--- Records drawn from a dataset ---
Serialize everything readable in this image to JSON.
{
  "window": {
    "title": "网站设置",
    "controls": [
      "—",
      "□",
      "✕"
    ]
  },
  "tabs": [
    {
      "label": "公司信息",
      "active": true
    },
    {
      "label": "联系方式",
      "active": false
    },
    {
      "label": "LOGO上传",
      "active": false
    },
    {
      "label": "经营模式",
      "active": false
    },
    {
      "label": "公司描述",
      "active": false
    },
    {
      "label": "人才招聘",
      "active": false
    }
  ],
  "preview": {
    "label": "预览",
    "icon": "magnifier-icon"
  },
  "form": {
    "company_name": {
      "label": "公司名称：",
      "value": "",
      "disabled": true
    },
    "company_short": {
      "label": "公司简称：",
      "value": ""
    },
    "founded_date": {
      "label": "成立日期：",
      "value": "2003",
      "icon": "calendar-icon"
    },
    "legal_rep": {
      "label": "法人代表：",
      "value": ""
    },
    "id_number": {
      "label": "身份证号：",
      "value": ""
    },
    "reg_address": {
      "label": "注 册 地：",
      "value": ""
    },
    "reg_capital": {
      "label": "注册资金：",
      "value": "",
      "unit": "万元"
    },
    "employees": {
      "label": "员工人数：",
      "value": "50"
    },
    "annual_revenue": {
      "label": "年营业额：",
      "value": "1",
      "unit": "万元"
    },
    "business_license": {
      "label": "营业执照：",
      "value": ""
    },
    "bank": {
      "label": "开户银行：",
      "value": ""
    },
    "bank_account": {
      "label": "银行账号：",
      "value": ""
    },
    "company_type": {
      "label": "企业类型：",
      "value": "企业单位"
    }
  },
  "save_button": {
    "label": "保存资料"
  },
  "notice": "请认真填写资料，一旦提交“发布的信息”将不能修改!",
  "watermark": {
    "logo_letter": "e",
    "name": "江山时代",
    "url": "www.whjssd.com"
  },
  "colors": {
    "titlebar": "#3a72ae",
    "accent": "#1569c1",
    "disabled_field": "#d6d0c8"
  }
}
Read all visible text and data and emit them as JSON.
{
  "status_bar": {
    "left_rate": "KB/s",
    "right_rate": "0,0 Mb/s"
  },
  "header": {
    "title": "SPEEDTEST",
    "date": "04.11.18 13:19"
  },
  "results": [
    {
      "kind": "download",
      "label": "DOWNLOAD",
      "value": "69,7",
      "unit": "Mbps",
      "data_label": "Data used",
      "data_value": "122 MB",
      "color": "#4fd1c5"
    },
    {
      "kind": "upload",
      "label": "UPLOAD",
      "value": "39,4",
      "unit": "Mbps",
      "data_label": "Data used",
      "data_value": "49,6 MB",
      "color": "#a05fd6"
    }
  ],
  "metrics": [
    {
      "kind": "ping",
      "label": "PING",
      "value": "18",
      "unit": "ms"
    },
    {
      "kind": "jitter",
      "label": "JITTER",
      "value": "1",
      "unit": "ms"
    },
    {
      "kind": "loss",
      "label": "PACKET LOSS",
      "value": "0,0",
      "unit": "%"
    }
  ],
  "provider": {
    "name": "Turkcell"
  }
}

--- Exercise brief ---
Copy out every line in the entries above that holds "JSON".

--- Written response ---
Serialize everything readable in this image to JSON.
Read all visible text and data and emit them as JSON.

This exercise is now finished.